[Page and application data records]

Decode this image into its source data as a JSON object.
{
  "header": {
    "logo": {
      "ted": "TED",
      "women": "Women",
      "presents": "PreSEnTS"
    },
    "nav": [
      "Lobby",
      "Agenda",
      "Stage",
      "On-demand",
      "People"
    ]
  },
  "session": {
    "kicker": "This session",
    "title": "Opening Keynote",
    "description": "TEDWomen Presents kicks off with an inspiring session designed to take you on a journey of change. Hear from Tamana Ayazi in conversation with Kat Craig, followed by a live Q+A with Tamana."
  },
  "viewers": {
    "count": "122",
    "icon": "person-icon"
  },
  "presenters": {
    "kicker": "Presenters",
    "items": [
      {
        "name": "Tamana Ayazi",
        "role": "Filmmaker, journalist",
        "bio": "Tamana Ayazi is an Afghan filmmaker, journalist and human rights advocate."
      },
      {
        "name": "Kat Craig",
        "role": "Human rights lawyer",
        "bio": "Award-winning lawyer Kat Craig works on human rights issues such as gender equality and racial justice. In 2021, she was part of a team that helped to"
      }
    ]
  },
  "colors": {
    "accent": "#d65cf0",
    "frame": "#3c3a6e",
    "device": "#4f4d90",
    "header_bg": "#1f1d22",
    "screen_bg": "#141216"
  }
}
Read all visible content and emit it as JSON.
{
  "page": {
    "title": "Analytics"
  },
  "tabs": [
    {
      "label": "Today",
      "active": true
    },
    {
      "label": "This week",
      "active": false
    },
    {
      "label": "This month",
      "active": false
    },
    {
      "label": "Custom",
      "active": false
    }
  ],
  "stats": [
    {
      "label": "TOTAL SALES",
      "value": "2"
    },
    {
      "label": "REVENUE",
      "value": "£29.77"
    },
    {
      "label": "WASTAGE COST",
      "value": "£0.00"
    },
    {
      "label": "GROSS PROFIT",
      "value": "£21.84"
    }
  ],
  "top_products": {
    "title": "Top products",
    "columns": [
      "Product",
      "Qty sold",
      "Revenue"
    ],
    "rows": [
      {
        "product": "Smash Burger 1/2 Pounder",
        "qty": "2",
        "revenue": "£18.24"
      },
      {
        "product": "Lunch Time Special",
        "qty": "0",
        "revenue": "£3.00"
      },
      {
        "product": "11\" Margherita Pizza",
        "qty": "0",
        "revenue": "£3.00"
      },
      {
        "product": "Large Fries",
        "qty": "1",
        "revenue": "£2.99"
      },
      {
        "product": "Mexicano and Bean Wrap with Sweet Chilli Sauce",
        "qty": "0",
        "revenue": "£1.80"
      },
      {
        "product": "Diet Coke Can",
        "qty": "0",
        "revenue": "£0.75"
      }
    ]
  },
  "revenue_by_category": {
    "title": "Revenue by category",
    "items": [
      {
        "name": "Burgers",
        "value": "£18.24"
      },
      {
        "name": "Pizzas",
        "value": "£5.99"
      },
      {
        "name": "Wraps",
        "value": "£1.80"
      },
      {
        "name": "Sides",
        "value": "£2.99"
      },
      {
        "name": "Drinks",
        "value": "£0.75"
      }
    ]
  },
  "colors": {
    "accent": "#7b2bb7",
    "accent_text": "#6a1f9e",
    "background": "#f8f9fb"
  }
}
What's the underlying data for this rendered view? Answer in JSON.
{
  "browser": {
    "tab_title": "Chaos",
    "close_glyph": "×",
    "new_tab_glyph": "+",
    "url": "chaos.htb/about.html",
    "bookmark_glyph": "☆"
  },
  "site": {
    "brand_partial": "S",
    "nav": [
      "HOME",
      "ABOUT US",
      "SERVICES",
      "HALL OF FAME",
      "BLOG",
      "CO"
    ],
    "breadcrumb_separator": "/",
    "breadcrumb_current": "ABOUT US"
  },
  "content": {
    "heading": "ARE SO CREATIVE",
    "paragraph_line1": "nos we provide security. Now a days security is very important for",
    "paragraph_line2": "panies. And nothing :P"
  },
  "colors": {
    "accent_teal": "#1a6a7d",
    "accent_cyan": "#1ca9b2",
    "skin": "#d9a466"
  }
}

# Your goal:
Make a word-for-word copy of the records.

# Your solution:
Decode this image into its source data as a JSON object.
{
  "header": {
    "logo": {
      "ted": "TED",
      "women": "Women",
      "presents": "PreSEnTS"
    },
    "nav": [
      "Lobby",
      "Agenda",
      "Stage",
      "On-demand",
      "People"
    ]
  },
  "session": {
    "kicker": "This session",
    "title": "Opening Keynote",
    "description": "TEDWomen Presents kicks off with an inspiring session designed to take you on a journey of change. Hear from Tamana Ayazi in conversation with Kat Craig, followed by a live Q+A with Tamana."
  },
  "viewers": {
    "count": "122",
    "icon": "person-icon"
  },
  "presenters": {
    "kicker": "Presenters",
    "items": [
      {
        "name": "Tamana Ayazi",
        "role": "Filmmaker, journalist",
        "bio": "Tamana Ayazi is an Afghan filmmaker, journalist and human rights advocate."
      },
      {
        "name": "Kat Craig",
        "role": "Human rights lawyer",
        "bio": "Award-winning lawyer Kat Craig works on human rights issues such as gender equality and racial justice. In 2021, she was part of a team that helped to"
      }
    ]
  },
  "colors": {
    "accent": "#d65cf0",
    "frame": "#3c3a6e",
    "device": "#4f4d90",
    "header_bg": "#1f1d22",
    "screen_bg": "#141216"
  }
}
Read all visible content and emit it as JSON.
{
  "page": {
    "title": "Analytics"
  },
  "tabs": [
    {
      "label": "Today",
      "active": true
    },
    {
      "label": "This week",
      "active": false
    },
    {
      "label": "This month",
      "active": false
    },
    {
      "label": "Custom",
      "active": false
    }
  ],
  "stats": [
    {
      "label": "TOTAL SALES",
      "value": "2"
    },
    {
      "label": "REVENUE",
      "value": "£29.77"
    },
    {
      "label": "WASTAGE COST",
      "value": "£0.00"
    },
    {
      "label": "GROSS PROFIT",
      "value": "£21.84"
    }
  ],
  "top_products": {
    "title": "Top products",
    "columns": [
      "Product",
      "Qty sold",
      "Revenue"
    ],
    "rows": [
      {
        "product": "Smash Burger 1/2 Pounder",
        "qty": "2",
        "revenue": "£18.24"
      },
      {
        "product": "Lunch Time Special",
        "qty": "0",
        "revenue": "£3.00"
      },
      {
        "product": "11\" Margherita Pizza",
        "qty": "0",
        "revenue": "£3.00"
      },
      {
        "product": "Large Fries",
        "qty": "1",
        "revenue": "£2.99"
      },
      {
        "product": "Mexicano and Bean Wrap with Sweet Chilli Sauce",
        "qty": "0",
        "revenue": "£1.80"
      },
      {
        "product": "Diet Coke Can",
        "qty": "0",
        "revenue": "£0.75"
      }
    ]
  },
  "revenue_by_category": {
    "title": "Revenue by category",
    "items": [
      {
        "name": "Burgers",
        "value": "£18.24"
      },
      {
        "name": "Pizzas",
        "value": "£5.99"
      },
      {
        "name": "Wraps",
        "value": "£1.80"
      },
      {
        "name": "Sides",
        "value": "£2.99"
      },
      {
        "name": "Drinks",
        "value": "£0.75"
      }
    ]
  },
  "colors": {
    "accent": "#7b2bb7",
    "accent_text": "#6a1f9e",
    "background": "#f8f9fb"
  }
}
What's the underlying data for this rendered view? Answer in JSON.
{
  "browser": {
    "tab_title": "Chaos",
    "close_glyph": "×",
    "new_tab_glyph": "+",
    "url": "chaos.htb/about.html",
    "bookmark_glyph": "☆"
  },
  "site": {
    "brand_partial": "S",
    "nav": [
      "HOME",
      "ABOUT US",
      "SERVICES",
      "HALL OF FAME",
      "BLOG",
      "CO"
    ],
    "breadcrumb_separator": "/",
    "breadcrumb_current": "ABOUT US"
  },
  "content": {
    "heading": "ARE SO CREATIVE",
    "paragraph_line1": "nos we provide security. Now a days security is very important for",
    "paragraph_line2": "panies. And nothing :P"
  },
  "colors": {
    "accent_teal": "#1a6a7d",
    "accent_cyan": "#1ca9b2",
    "skin": "#d9a466"
  }
}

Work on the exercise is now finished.